In prayer, I asked Our Lord for the grace of knowledge; what precisely was I to do or say? The answer came. While I had not given her a hard sell on piety, the turning point came, as it so often does, when I asked her if she would do me one favour and one favour only. Would she start calling the baby by a specific saint's name? I had an intuition the baby would be a boy and so she agreed to call him a saint's name that speaks of courageousness and strength. As I had done so many, many times before I asked the saint to intercede especially for the child already named in his honour. On doing this, she gave her will to keeping the baby.
One final threat came. She thought about having a late-term abortion because she worried the baby was badly disabled and that she would not cope on her own. No words of mine were having any influence but I entrusted her once again to the saint I had set guarding the baby, and miraculously all thoughts of having a last minute late term abortion vanished from her mind.
In the latter part of her pregnancy, she had a dramatic conversion and decided to leave atheism and her old life of 'hooking up' and the pretense of sophisticated promiscuity behind her. The baby came into the world and got the saint's name. Ellen was too generous when she said, "you're my son's mother, too. He would not be alive were it not for you."
A natural parting of the ways came though, Ellen moved on and met a very academic guy (I think his forehead is even wider than mine) and they tied the knot.

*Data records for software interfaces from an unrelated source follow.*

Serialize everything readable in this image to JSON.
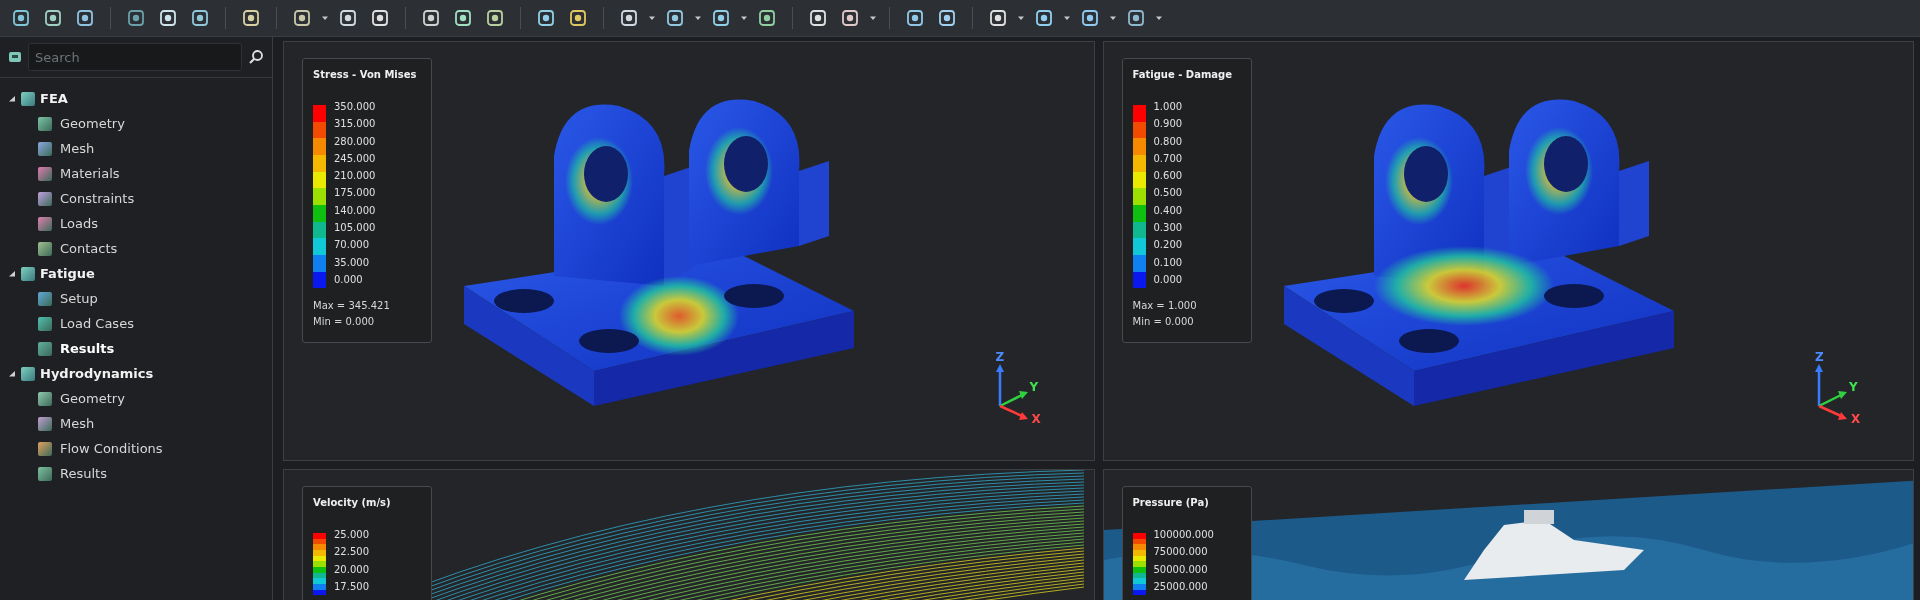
{
  "sidebar": {
    "search": {
      "placeholder": "Search"
    },
    "tree": [
      {
        "label": "FEA",
        "expanded": true,
        "children": [
          {
            "label": "Geometry",
            "selected": false
          },
          {
            "label": "Mesh",
            "selected": false
          },
          {
            "label": "Materials",
            "selected": false
          },
          {
            "label": "Constraints",
            "selected": false
          },
          {
            "label": "Loads",
            "selected": false
          },
          {
            "label": "Contacts",
            "selected": false
          }
        ]
      },
      {
        "label": "Fatigue",
        "expanded": true,
        "children": [
          {
            "label": "Setup",
            "selected": false
          },
          {
            "label": "Load Cases",
            "selected": false
          },
          {
            "label": "Results",
            "selected": true
          }
        ]
      },
      {
        "label": "Hydrodynamics",
        "expanded": true,
        "children": [
          {
            "label": "Geometry",
            "selected": false
          },
          {
            "label": "Mesh",
            "selected": false
          },
          {
            "label": "Flow Conditions",
            "selected": false
          },
          {
            "label": "Results",
            "selected": false
          }
        ]
      }
    ]
  },
  "viewports": [
    {
      "kind": "bracket",
      "legend": {
        "title": "Stress - Von Mises",
        "values": [
          "350.000",
          "315.000",
          "280.000",
          "245.000",
          "210.000",
          "175.000",
          "140.000",
          "105.000",
          "70.000",
          "35.000",
          "0.000"
        ],
        "max": "Max = 345.421",
        "min": "Min = 0.000"
      },
      "axes": {
        "x": "X",
        "y": "Y",
        "z": "Z"
      }
    },
    {
      "kind": "bracket-fatigue",
      "legend": {
        "title": "Fatigue - Damage",
        "values": [
          "1.000",
          "0.900",
          "0.800",
          "0.700",
          "0.600",
          "0.500",
          "0.400",
          "0.300",
          "0.200",
          "0.100",
          "0.000"
        ],
        "max": "Max = 1.000",
        "min": "Min = 0.000"
      },
      "axes": {
        "x": "X",
        "y": "Y",
        "z": "Z"
      }
    },
    {
      "kind": "streamlines",
      "legend": {
        "title": "Velocity (m/s)",
        "values": [
          "25.000",
          "22.500",
          "20.000",
          "17.500"
        ]
      }
    },
    {
      "kind": "boat",
      "legend": {
        "title": "Pressure (Pa)",
        "values": [
          "100000.000",
          "75000.000",
          "50000.000",
          "25000.000"
        ]
      }
    }
  ]
}
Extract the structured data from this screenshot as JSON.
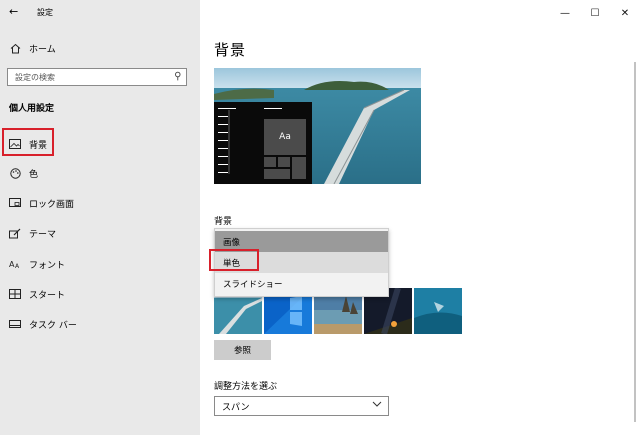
{
  "window": {
    "title": "設定",
    "back_glyph": "←",
    "minimize_glyph": "—",
    "maximize_glyph": "☐",
    "close_glyph": "✕"
  },
  "sidebar": {
    "home": {
      "label": "ホーム",
      "icon": "home-icon"
    },
    "search": {
      "placeholder": "設定の検索",
      "icon": "search-icon"
    },
    "section_heading": "個人用設定",
    "items": [
      {
        "label": "背景",
        "icon": "image-icon",
        "selected": true
      },
      {
        "label": "色",
        "icon": "palette-icon"
      },
      {
        "label": "ロック画面",
        "icon": "lock-screen-icon"
      },
      {
        "label": "テーマ",
        "icon": "theme-brush-icon"
      },
      {
        "label": "フォント",
        "icon": "font-icon"
      },
      {
        "label": "スタート",
        "icon": "start-icon"
      },
      {
        "label": "タスク バー",
        "icon": "taskbar-icon"
      }
    ]
  },
  "main": {
    "page_title": "背景",
    "preview_sample_text": "Aa",
    "background_label": "背景",
    "background_dropdown": {
      "options": [
        "画像",
        "単色",
        "スライドショー"
      ],
      "selected": "画像",
      "hovered": "単色"
    },
    "browse_button": "参照",
    "fit_label": "調整方法を選ぶ",
    "fit_value": "スパン"
  },
  "colors": {
    "sidebar_bg": "#e9e9e9",
    "highlight": "#d8202b",
    "selected_option": "#9a9a9a",
    "hover_option": "#dcdcdc",
    "button_bg": "#cccccc"
  }
}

That day in the height of the Christmas season when I saw her in the café, we exchanged friendly glances, and her glossy-haired little boy enjoyed the attention of my stare. When I saw her husband set down a tray heaped with cakes and tea, I skipped out of the café, not lingering in case my staring at them would provoke questions from her husband; if she introduced me she would have to explain how she knew me and that she had thought of aborting her son, and this was not a good idea, especially as they were celebrating their newborn's first Christmas. Also, her husband knew her after her conversion to Christ and would not recognise the woman she was before.
Thankfully, her little boy looked on me as a stranger. He will never know I named him or pushed for him to be baptised a Catholic. He doesn't know that after his birth his mother said to me, "you saved his life". And on the day I saw him smiling from ear to ear, I was filled with a very complete peace that he does not know me. Most beautifully, her stable marriage which welcomes children mitigates against the danger of abortion.
I believe success in such pro-life advocacy is often judged on how irrelevant someone like me, the pro-lifer may become. When a young woman chooses against abortion, has a conversion, gives herself to Christ and enters a marriage founded on Christ, she has no further use of the person who swayed her from going for an abortion. I had merely been an instrument and after I had been of use I was glad to be redundant. On that harsh winter's day it made me more accepting of my feelings of irrelevancy. I will, however carry the image of the child's smiling face in my heart forever
*I have her permission to relay the story in the way I just did. Ellen is not her real name, I choose it in recognition of a nun who prayed much for this mother and baby, and whose name before entering religious life was Ellen.
This post is tagged under Mary O'Regan Soul Story
This post is tagged under Mary O'Regan Soul Story